**Problem to work on**
The output has to be the full set of records, reproduced exactly, minus any picture.

**Material supplied**
※

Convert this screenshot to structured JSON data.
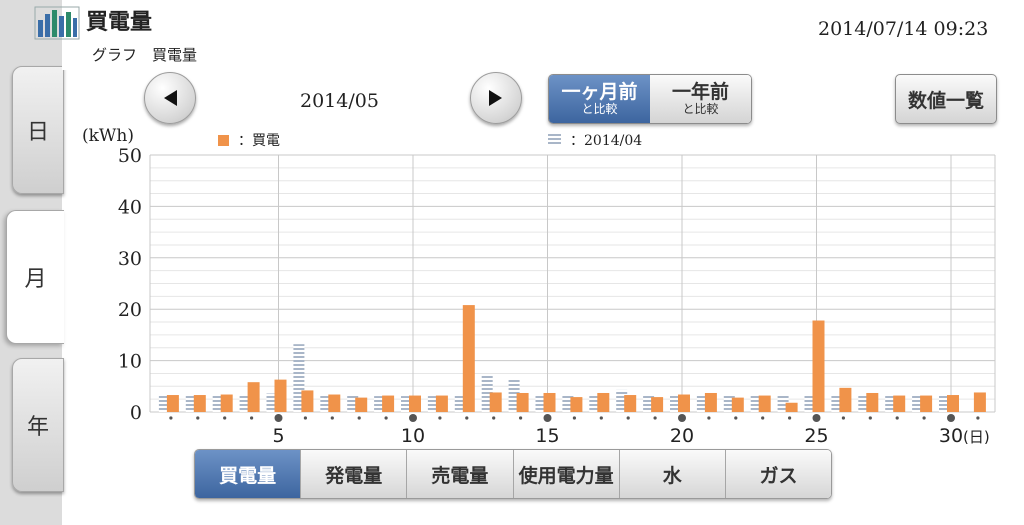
{
  "header": {
    "title": "買電量",
    "subtitle": "グラフ　買電量",
    "datetime": "2014/07/14  09:23"
  },
  "side_tabs": [
    {
      "label": "日",
      "active": false
    },
    {
      "label": "月",
      "active": true
    },
    {
      "label": "年",
      "active": false
    }
  ],
  "nav": {
    "period": "2014/05",
    "prev_icon": "triangle-left-icon",
    "next_icon": "triangle-right-icon"
  },
  "compare": [
    {
      "main": "一ヶ月前",
      "sub": "と比較",
      "active": true
    },
    {
      "main": "一年前",
      "sub": "と比較",
      "active": false
    }
  ],
  "list_button": "数値一覧",
  "legend": {
    "current": "：買電",
    "previous": "：2014/04"
  },
  "colors": {
    "current": "#f0934a",
    "previous": "#a9b6c8",
    "accent": "#4a72ad"
  },
  "bottom_tabs": [
    {
      "label": "買電量",
      "active": true
    },
    {
      "label": "発電量",
      "active": false
    },
    {
      "label": "売電量",
      "active": false
    },
    {
      "label": "使用電力量",
      "active": false
    },
    {
      "label": "水",
      "active": false
    },
    {
      "label": "ガス",
      "active": false
    }
  ],
  "chart_data": {
    "type": "bar",
    "ylabel": "(kWh)",
    "ylim": [
      0,
      50
    ],
    "yticks": [
      0,
      10,
      20,
      30,
      40,
      50
    ],
    "xticks": [
      5,
      10,
      15,
      20,
      25,
      30
    ],
    "xtick_labels": [
      "5",
      "10",
      "15",
      "20",
      "25",
      "30"
    ],
    "x_unit": "(日)",
    "categories": [
      1,
      2,
      3,
      4,
      5,
      6,
      7,
      8,
      9,
      10,
      11,
      12,
      13,
      14,
      15,
      16,
      17,
      18,
      19,
      20,
      21,
      22,
      23,
      24,
      25,
      26,
      27,
      28,
      29,
      30,
      31
    ],
    "weekend_markers": [
      5,
      10,
      15,
      20,
      25,
      30
    ],
    "grid": true,
    "series": [
      {
        "name": "買電",
        "values": [
          3.3,
          3.3,
          3.4,
          5.8,
          6.3,
          4.2,
          3.4,
          2.8,
          3.2,
          3.2,
          3.2,
          20.8,
          3.8,
          3.7,
          3.7,
          2.9,
          3.7,
          3.3,
          2.9,
          3.4,
          3.7,
          2.8,
          3.2,
          1.8,
          17.8,
          4.7,
          3.7,
          3.2,
          3.2,
          3.3,
          3.8
        ]
      },
      {
        "name": "2014/04",
        "values": [
          3.3,
          3.3,
          3.4,
          3.3,
          3.6,
          13.2,
          3.2,
          3.2,
          3.1,
          3.1,
          3.1,
          3.3,
          7.2,
          6.3,
          3.3,
          3.3,
          3.3,
          4.3,
          3.3,
          3.3,
          3.3,
          3.3,
          3.2,
          3.3,
          3.3,
          3.3,
          3.3,
          3.3,
          3.3,
          3.4
        ]
      }
    ]
  }
}
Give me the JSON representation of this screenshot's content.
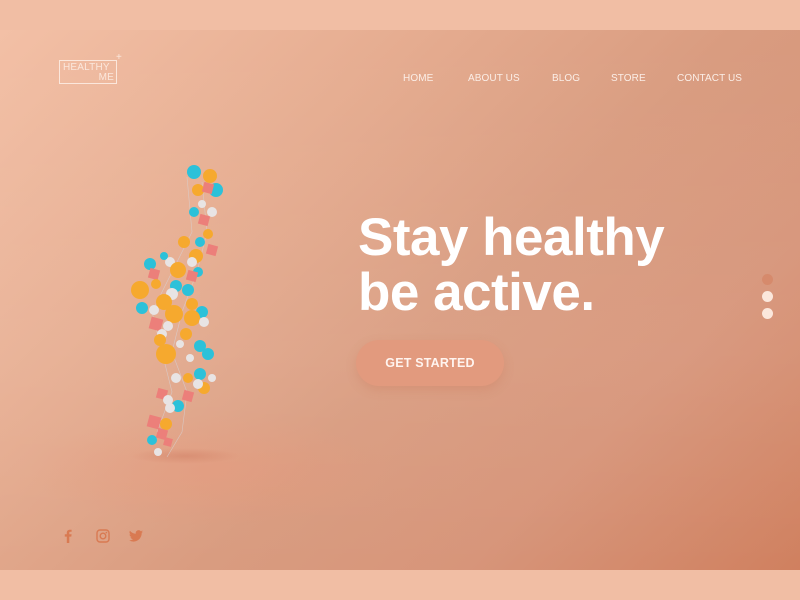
{
  "brand": {
    "logo_line1": "HEALTHY",
    "logo_line2": "ME",
    "logo_plus": "+"
  },
  "nav": {
    "items": [
      {
        "label": "HOME"
      },
      {
        "label": "ABOUT US"
      },
      {
        "label": "BLOG"
      },
      {
        "label": "STORE"
      },
      {
        "label": "CONTACT US"
      }
    ]
  },
  "hero": {
    "headline_line1": "Stay healthy",
    "headline_line2": "be active.",
    "cta_label": "GET STARTED",
    "illustration": "molecular-figure-running"
  },
  "slider": {
    "total": 3,
    "active_index": 0
  },
  "social": {
    "icons": [
      "facebook-icon",
      "instagram-icon",
      "twitter-icon"
    ]
  },
  "colors": {
    "background": "#f1bea4",
    "accent": "#d68a6c",
    "text_light": "#ffffff",
    "figure_orange": "#f6a92e",
    "figure_cyan": "#2cc1d9",
    "figure_pink": "#ec7f7a",
    "figure_white": "#e8e4e4"
  }
}
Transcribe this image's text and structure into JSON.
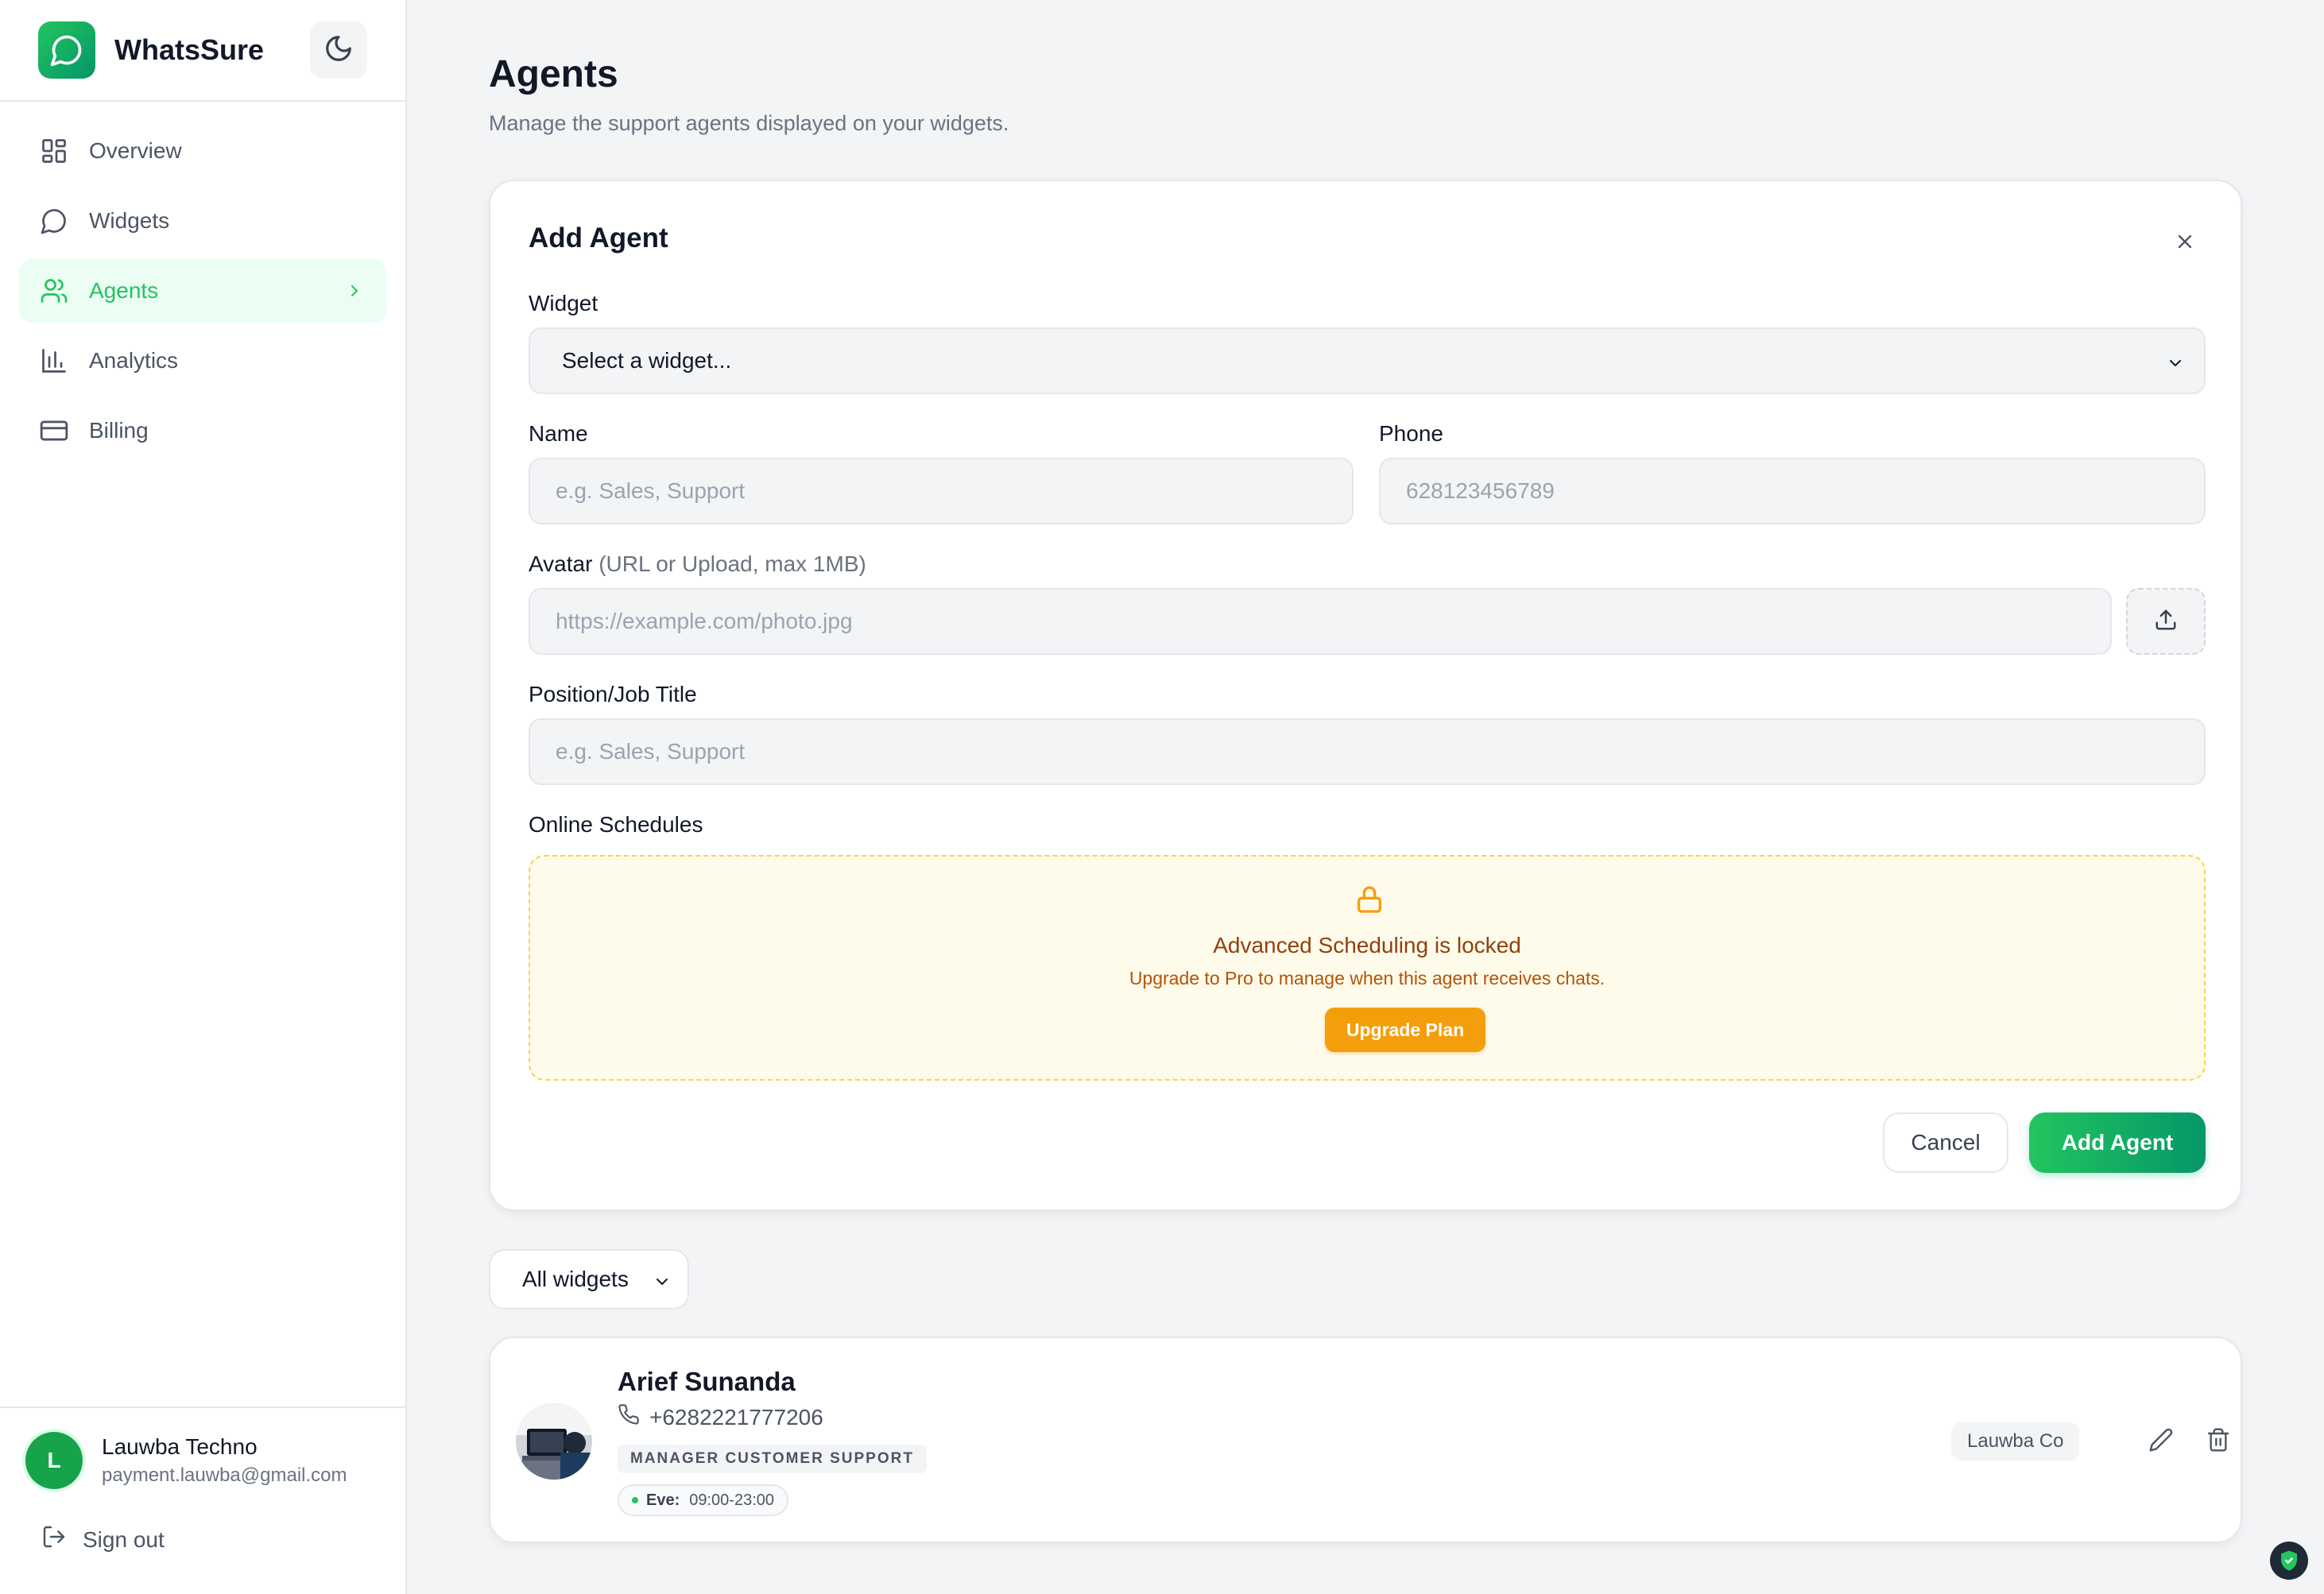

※

**Task response**
Convert this screenshot to structured JSON data.
{
  "header": {
    "title": "買電量",
    "subtitle": "グラフ　買電量",
    "datetime": "2014/07/14  09:23"
  },
  "side_tabs": [
    {
      "label": "日",
      "active": false
    },
    {
      "label": "月",
      "active": true
    },
    {
      "label": "年",
      "active": false
    }
  ],
  "nav": {
    "period": "2014/05",
    "prev_icon": "triangle-left-icon",
    "next_icon": "triangle-right-icon"
  },
  "compare": [
    {
      "main": "一ヶ月前",
      "sub": "と比較",
      "active": true
    },
    {
      "main": "一年前",
      "sub": "と比較",
      "active": false
    }
  ],
  "list_button": "数値一覧",
  "legend": {
    "current": "：買電",
    "previous": "：2014/04"
  },
  "colors": {
    "current": "#f0934a",
    "previous": "#a9b6c8",
    "accent": "#4a72ad"
  },
  "bottom_tabs": [
    {
      "label": "買電量",
      "active": true
    },
    {
      "label": "発電量",
      "active": false
    },
    {
      "label": "売電量",
      "active": false
    },
    {
      "label": "使用電力量",
      "active": false
    },
    {
      "label": "水",
      "active": false
    },
    {
      "label": "ガス",
      "active": false
    }
  ],
  "chart_data": {
    "type": "bar",
    "ylabel": "(kWh)",
    "ylim": [
      0,
      50
    ],
    "yticks": [
      0,
      10,
      20,
      30,
      40,
      50
    ],
    "xticks": [
      5,
      10,
      15,
      20,
      25,
      30
    ],
    "xtick_labels": [
      "5",
      "10",
      "15",
      "20",
      "25",
      "30"
    ],
    "x_unit": "(日)",
    "categories": [
      1,
      2,
      3,
      4,
      5,
      6,
      7,
      8,
      9,
      10,
      11,
      12,
      13,
      14,
      15,
      16,
      17,
      18,
      19,
      20,
      21,
      22,
      23,
      24,
      25,
      26,
      27,
      28,
      29,
      30,
      31
    ],
    "weekend_markers": [
      5,
      10,
      15,
      20,
      25,
      30
    ],
    "grid": true,
    "series": [
      {
        "name": "買電",
        "values": [
          3.3,
          3.3,
          3.4,
          5.8,
          6.3,
          4.2,
          3.4,
          2.8,
          3.2,
          3.2,
          3.2,
          20.8,
          3.8,
          3.7,
          3.7,
          2.9,
          3.7,
          3.3,
          2.9,
          3.4,
          3.7,
          2.8,
          3.2,
          1.8,
          17.8,
          4.7,
          3.7,
          3.2,
          3.2,
          3.3,
          3.8
        ]
      },
      {
        "name": "2014/04",
        "values": [
          3.3,
          3.3,
          3.4,
          3.3,
          3.6,
          13.2,
          3.2,
          3.2,
          3.1,
          3.1,
          3.1,
          3.3,
          7.2,
          6.3,
          3.3,
          3.3,
          3.3,
          4.3,
          3.3,
          3.3,
          3.3,
          3.3,
          3.2,
          3.3,
          3.3,
          3.3,
          3.3,
          3.3,
          3.3,
          3.4
        ]
      }
    ]
  }
}
Give me the JSON representation of this screenshot's content.
{
  "brand": {
    "logo_line1": "HEALTHY",
    "logo_line2": "ME",
    "logo_plus": "+"
  },
  "nav": {
    "items": [
      {
        "label": "HOME"
      },
      {
        "label": "ABOUT US"
      },
      {
        "label": "BLOG"
      },
      {
        "label": "STORE"
      },
      {
        "label": "CONTACT US"
      }
    ]
  },
  "hero": {
    "headline_line1": "Stay healthy",
    "headline_line2": "be active.",
    "cta_label": "GET STARTED",
    "illustration": "molecular-figure-running"
  },
  "slider": {
    "total": 3,
    "active_index": 0
  },
  "social": {
    "icons": [
      "facebook-icon",
      "instagram-icon",
      "twitter-icon"
    ]
  },
  "colors": {
    "background": "#f1bea4",
    "accent": "#d68a6c",
    "text_light": "#ffffff",
    "figure_orange": "#f6a92e",
    "figure_cyan": "#2cc1d9",
    "figure_pink": "#ec7f7a",
    "figure_white": "#e8e4e4"
  }
}
Transcribe this image's text and structure into JSON.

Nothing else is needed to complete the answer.